EXERCISE INPUTS:
......
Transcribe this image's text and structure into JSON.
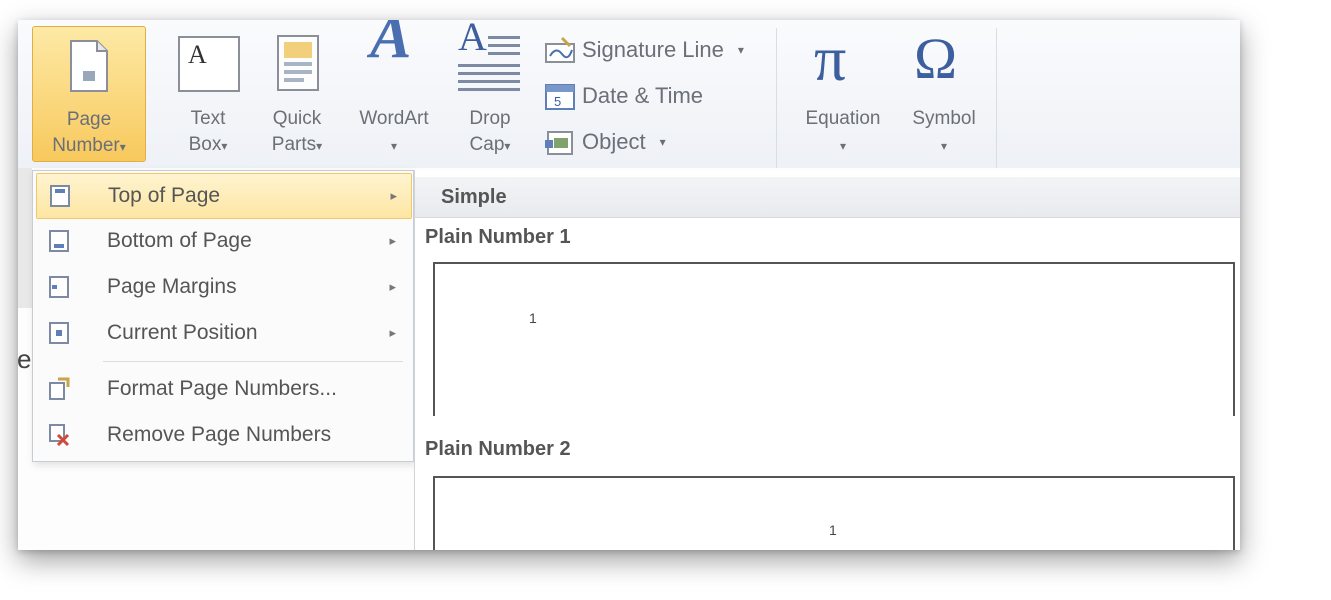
{
  "ribbon": {
    "page_number": {
      "line1": "Page",
      "line2": "Number",
      "arrow": "▾",
      "icon": "page-number-icon"
    },
    "text_box": {
      "line1": "Text",
      "line2": "Box",
      "arrow": "▾",
      "icon": "text-box-icon",
      "glyph": "A"
    },
    "quick_parts": {
      "line1": "Quick",
      "line2": "Parts",
      "arrow": "▾",
      "icon": "quick-parts-icon"
    },
    "wordart": {
      "line1": "WordArt",
      "arrow": "▾",
      "icon": "wordart-icon",
      "glyph": "A"
    },
    "drop_cap": {
      "line1": "Drop",
      "line2": "Cap",
      "arrow": "▾",
      "icon": "drop-cap-icon",
      "glyph": "A"
    },
    "signature_line": {
      "label": "Signature Line",
      "arrow": "▾",
      "icon": "signature-icon"
    },
    "date_time": {
      "label": "Date & Time",
      "icon": "calendar-icon"
    },
    "object": {
      "label": "Object",
      "arrow": "▾",
      "icon": "object-icon"
    },
    "equation": {
      "label": "Equation",
      "arrow": "▾",
      "icon": "pi-icon",
      "glyph": "π"
    },
    "symbol": {
      "label": "Symbol",
      "arrow": "▾",
      "icon": "omega-icon",
      "glyph": "Ω"
    }
  },
  "menu": {
    "items": [
      {
        "label": "Top of Page",
        "submenu": "▸",
        "highlighted": true,
        "icon": "top-of-page-icon"
      },
      {
        "label": "Bottom of Page",
        "submenu": "▸",
        "icon": "bottom-of-page-icon"
      },
      {
        "label": "Page Margins",
        "submenu": "▸",
        "icon": "page-margins-icon"
      },
      {
        "label": "Current Position",
        "submenu": "▸",
        "icon": "current-position-icon"
      },
      {
        "label": "Format Page Numbers...",
        "icon": "format-page-numbers-icon"
      },
      {
        "label": "Remove Page Numbers",
        "icon": "remove-page-numbers-icon"
      }
    ]
  },
  "gallery": {
    "header": "Simple",
    "items": [
      {
        "title": "Plain Number 1",
        "number": "1"
      },
      {
        "title": "Plain Number 2",
        "number": "1"
      }
    ]
  },
  "document": {
    "glyph": "e"
  },
  "colors": {
    "highlight": "#fde6a3",
    "active_button": "#f8c95d",
    "ribbon_bg": "#eef1f6"
  }
}
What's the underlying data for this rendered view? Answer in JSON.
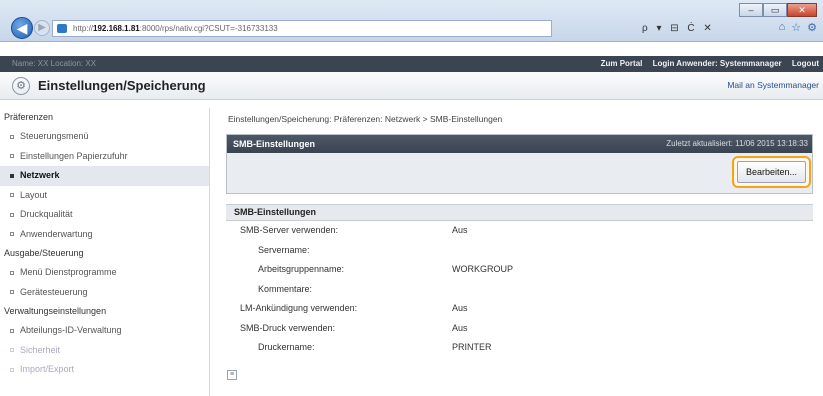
{
  "browser": {
    "address_prefix": "http://",
    "address_host": "192.168.1.81",
    "address_rest": ":8000/rps/nativ.cgi?CSUT=-316733133",
    "search_placeholder": "ρ ▾ ⊟ Ċ ✕",
    "back": "◀",
    "forward": "▶",
    "min": "–",
    "max": "▭",
    "close": "✕"
  },
  "app": {
    "device_label": "Name: XX   Location: XX",
    "portal_link": "Zum Portal",
    "login_user": "Login Anwender: Systemmanager",
    "logout": "Logout",
    "page_title": "Einstellungen/Speicherung",
    "mail_link": "Mail an Systemmanager"
  },
  "sidebar": {
    "groups": [
      {
        "heading": "Präferenzen",
        "items": [
          {
            "label": "Steuerungsmenü"
          },
          {
            "label": "Einstellungen Papierzufuhr"
          },
          {
            "label": "Netzwerk"
          },
          {
            "label": "Layout"
          },
          {
            "label": "Druckqualität"
          },
          {
            "label": "Anwenderwartung"
          }
        ]
      },
      {
        "heading": "Ausgabe/Steuerung",
        "items": [
          {
            "label": "Menü Dienstprogramme"
          },
          {
            "label": "Gerätesteuerung"
          }
        ]
      },
      {
        "heading": "Verwaltungseinstellungen",
        "items": [
          {
            "label": "Abteilungs-ID-Verwaltung"
          },
          {
            "label": "Sicherheit"
          },
          {
            "label": "Import/Export"
          }
        ]
      }
    ]
  },
  "main": {
    "breadcrumb": "Einstellungen/Speicherung: Präferenzen: Netzwerk > SMB-Einstellungen",
    "panel_title": "SMB-Einstellungen",
    "last_updated": "Zuletzt aktualisiert: 11/06 2015 13:18:33",
    "edit_button": "Bearbeiten...",
    "section_title": "SMB-Einstellungen",
    "rows": [
      {
        "label": "SMB-Server verwenden:",
        "value": "Aus"
      },
      {
        "label": "Servername:",
        "value": ""
      },
      {
        "label": "Arbeitsgruppenname:",
        "value": "WORKGROUP"
      },
      {
        "label": "Kommentare:",
        "value": ""
      },
      {
        "label": "LM-Ankündigung verwenden:",
        "value": "Aus"
      },
      {
        "label": "SMB-Druck verwenden:",
        "value": "Aus"
      },
      {
        "label": "Druckername:",
        "value": "PRINTER"
      }
    ]
  }
}
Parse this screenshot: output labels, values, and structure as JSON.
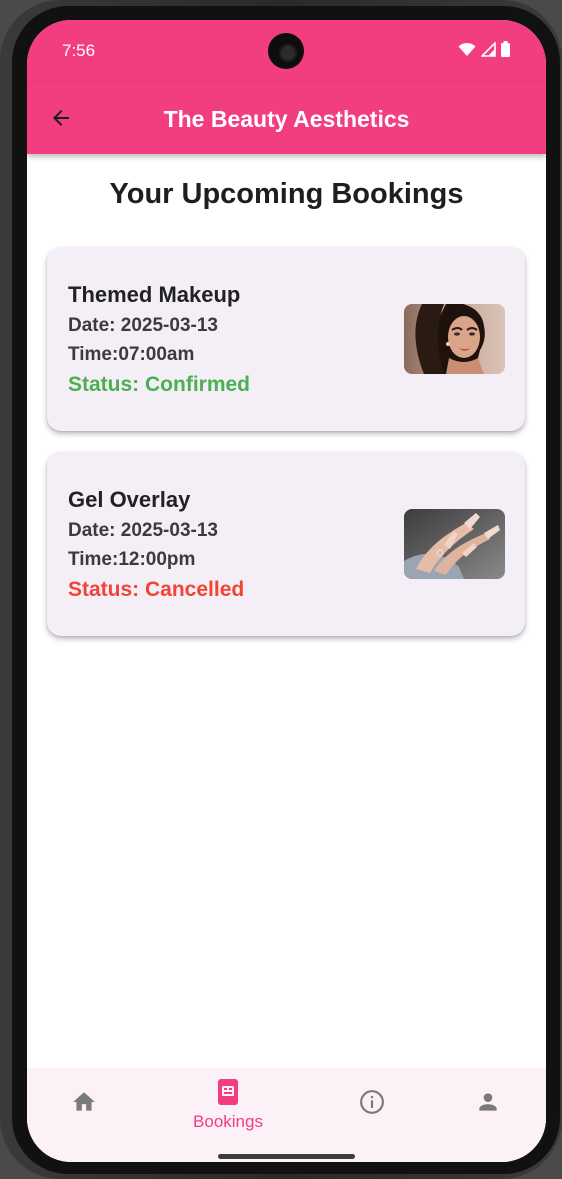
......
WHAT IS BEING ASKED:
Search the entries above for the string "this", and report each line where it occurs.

OUTPUT OF THE EXERCISE:
Transcribe this image's text and structure into JSON.
What's the underlying data for this rendered view? Answer in JSON.
Parse this screenshot: output labels, values, and structure as JSON.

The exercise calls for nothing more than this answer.